*About this task*. Your response should contain each line of the data that includes "AbstractSequentialList".

====== Records for processing

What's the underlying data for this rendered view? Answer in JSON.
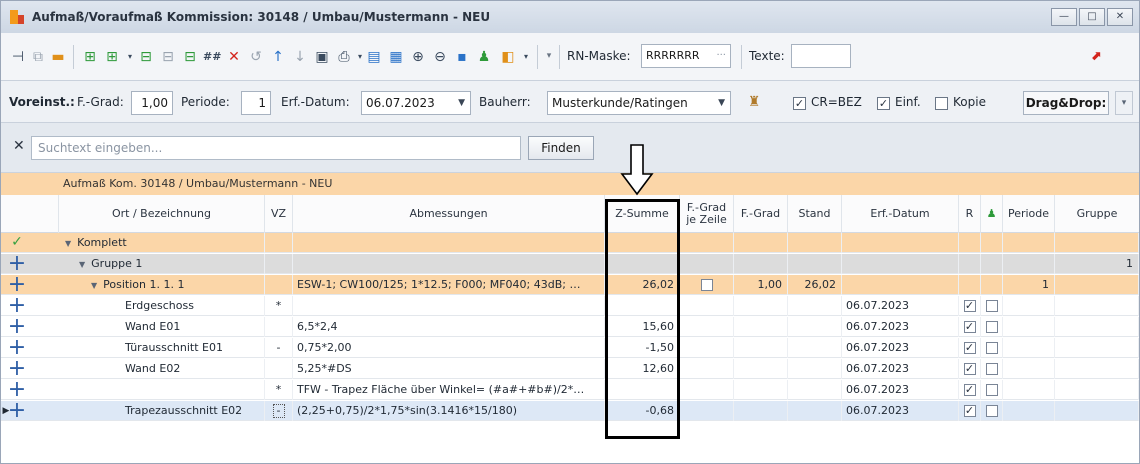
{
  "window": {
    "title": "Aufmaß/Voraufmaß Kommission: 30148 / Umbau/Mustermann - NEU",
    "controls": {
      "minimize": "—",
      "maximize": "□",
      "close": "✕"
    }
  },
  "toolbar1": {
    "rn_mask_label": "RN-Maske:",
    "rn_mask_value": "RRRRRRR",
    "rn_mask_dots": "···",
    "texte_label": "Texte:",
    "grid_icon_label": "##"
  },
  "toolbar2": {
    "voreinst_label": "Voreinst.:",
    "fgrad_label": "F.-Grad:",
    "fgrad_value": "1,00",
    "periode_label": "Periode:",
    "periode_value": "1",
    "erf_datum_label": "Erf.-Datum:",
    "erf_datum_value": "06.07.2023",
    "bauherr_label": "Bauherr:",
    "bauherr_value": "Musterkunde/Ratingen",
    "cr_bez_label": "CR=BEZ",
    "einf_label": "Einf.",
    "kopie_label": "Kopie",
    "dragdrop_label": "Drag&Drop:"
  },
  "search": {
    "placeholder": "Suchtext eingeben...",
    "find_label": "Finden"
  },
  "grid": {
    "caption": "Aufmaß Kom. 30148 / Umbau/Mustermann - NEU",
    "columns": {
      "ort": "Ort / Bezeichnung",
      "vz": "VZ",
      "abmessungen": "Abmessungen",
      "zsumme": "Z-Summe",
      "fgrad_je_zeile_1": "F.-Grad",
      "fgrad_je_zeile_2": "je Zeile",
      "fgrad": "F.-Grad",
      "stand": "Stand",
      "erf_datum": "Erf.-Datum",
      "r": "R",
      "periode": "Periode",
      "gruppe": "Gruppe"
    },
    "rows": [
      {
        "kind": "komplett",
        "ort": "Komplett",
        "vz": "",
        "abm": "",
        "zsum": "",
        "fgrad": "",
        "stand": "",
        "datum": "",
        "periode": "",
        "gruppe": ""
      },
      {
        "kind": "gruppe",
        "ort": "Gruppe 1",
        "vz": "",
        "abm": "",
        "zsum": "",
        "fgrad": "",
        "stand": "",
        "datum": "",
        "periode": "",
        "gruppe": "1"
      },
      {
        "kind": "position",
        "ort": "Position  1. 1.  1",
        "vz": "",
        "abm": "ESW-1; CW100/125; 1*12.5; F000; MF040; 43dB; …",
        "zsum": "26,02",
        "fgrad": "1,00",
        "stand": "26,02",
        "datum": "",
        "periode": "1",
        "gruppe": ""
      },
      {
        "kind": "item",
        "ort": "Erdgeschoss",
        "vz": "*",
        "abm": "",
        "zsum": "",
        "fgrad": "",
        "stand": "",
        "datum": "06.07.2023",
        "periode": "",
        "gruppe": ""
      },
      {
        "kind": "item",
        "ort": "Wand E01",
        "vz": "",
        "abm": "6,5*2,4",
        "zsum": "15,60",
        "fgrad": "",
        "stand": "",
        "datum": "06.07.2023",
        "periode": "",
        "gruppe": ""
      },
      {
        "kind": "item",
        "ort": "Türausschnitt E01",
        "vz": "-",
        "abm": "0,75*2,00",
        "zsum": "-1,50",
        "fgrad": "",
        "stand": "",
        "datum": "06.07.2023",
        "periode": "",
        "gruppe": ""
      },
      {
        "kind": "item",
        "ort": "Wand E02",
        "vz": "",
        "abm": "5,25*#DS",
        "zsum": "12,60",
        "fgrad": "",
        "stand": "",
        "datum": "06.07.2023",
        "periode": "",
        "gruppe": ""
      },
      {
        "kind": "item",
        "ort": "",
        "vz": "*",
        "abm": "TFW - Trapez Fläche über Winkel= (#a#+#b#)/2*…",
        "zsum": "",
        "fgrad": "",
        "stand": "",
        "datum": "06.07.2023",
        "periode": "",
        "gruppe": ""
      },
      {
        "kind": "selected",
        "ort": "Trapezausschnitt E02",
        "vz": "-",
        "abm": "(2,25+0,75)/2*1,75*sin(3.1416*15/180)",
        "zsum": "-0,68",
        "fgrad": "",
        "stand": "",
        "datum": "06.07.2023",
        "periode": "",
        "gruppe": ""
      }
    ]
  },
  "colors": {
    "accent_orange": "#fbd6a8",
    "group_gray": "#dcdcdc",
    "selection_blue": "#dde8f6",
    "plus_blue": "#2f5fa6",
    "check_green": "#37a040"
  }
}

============
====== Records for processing

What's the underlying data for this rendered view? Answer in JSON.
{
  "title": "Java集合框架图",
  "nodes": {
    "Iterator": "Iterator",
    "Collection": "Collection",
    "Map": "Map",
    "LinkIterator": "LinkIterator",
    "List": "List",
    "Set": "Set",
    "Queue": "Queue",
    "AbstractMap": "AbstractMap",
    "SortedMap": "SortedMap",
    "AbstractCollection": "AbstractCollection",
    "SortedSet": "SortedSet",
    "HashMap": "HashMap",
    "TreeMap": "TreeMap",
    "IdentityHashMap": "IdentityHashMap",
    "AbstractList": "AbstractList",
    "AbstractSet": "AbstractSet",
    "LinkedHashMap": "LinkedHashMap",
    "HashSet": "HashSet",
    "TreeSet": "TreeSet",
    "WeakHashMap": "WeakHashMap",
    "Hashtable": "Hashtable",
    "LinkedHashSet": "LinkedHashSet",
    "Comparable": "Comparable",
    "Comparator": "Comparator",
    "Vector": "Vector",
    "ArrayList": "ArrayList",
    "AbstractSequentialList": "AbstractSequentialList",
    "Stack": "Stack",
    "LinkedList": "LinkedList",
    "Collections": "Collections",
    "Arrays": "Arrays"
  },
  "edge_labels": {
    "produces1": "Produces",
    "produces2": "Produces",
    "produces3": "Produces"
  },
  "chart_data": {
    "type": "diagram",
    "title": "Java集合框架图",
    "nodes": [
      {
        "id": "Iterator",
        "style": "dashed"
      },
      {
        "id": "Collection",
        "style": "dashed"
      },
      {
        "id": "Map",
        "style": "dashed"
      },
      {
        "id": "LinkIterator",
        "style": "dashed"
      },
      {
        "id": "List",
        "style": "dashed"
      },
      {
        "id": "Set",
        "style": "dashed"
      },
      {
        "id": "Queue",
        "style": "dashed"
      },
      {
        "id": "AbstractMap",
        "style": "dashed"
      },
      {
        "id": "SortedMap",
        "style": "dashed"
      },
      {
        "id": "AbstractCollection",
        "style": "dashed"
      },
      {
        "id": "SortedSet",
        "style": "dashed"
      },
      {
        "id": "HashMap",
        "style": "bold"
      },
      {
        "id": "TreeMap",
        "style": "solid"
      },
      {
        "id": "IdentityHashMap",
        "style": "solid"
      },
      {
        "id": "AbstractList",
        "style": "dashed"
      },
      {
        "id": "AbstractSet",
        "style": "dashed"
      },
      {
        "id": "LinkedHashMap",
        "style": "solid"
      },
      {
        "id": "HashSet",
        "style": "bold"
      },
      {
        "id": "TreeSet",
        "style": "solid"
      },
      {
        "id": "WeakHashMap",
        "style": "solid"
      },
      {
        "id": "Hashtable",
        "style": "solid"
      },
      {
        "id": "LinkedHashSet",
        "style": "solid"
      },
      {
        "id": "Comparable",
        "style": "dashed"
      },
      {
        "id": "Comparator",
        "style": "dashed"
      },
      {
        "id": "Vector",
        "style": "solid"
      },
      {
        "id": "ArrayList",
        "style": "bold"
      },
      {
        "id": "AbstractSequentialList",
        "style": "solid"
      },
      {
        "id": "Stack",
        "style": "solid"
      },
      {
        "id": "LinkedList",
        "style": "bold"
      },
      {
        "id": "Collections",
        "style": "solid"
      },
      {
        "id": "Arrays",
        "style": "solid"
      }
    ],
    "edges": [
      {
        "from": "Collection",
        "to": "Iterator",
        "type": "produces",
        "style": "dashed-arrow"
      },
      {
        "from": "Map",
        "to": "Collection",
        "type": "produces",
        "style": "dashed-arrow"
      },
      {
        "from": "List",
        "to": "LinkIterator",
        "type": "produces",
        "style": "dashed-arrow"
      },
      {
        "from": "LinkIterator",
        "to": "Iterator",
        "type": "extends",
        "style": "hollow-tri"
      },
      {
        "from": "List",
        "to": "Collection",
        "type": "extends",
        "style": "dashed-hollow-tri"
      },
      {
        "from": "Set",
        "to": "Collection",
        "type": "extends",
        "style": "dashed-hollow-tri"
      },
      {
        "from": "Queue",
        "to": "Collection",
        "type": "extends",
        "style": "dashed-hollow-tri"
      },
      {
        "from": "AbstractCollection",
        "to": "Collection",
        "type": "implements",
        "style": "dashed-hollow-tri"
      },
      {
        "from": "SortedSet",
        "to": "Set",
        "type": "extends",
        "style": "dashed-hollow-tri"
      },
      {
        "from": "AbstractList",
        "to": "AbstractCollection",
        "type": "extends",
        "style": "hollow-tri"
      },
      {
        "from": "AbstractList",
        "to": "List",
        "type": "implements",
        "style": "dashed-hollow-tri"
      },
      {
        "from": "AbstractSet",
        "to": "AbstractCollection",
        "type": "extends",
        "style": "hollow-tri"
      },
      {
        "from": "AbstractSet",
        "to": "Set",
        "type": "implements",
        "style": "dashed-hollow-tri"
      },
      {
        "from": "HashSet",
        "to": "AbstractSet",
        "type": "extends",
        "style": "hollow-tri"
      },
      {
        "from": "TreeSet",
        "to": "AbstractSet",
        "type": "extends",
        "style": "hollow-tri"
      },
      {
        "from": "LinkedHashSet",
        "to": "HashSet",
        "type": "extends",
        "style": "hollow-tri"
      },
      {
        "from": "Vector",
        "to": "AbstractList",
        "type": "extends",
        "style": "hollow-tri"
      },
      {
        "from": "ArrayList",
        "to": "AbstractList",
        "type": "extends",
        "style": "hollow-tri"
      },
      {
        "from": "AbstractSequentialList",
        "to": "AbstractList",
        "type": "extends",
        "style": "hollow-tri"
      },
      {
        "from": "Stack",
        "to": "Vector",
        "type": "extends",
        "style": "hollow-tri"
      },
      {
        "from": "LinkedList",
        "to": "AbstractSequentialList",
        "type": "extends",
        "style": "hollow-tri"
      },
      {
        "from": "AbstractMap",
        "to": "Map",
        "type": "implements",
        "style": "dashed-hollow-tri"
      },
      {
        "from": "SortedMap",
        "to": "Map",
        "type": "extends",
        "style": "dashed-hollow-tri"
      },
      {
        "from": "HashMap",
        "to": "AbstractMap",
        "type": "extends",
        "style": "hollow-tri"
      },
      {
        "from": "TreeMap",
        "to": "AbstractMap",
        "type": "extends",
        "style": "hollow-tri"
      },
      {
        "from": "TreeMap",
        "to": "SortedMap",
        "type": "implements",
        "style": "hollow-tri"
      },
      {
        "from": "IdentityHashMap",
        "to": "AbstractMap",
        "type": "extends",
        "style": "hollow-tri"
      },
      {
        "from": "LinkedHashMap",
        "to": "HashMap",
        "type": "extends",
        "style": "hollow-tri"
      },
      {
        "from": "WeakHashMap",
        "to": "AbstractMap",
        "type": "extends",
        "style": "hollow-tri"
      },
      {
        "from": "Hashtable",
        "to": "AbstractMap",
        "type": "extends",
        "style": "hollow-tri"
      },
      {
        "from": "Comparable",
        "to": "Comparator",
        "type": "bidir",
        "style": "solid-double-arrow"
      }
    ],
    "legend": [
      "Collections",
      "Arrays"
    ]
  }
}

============

*Exercise answer*.
    "AbstractSequentialList": "AbstractSequentialList",
        "id": "AbstractSequentialList",
        "from": "AbstractSequentialList",
        "to": "AbstractSequentialList",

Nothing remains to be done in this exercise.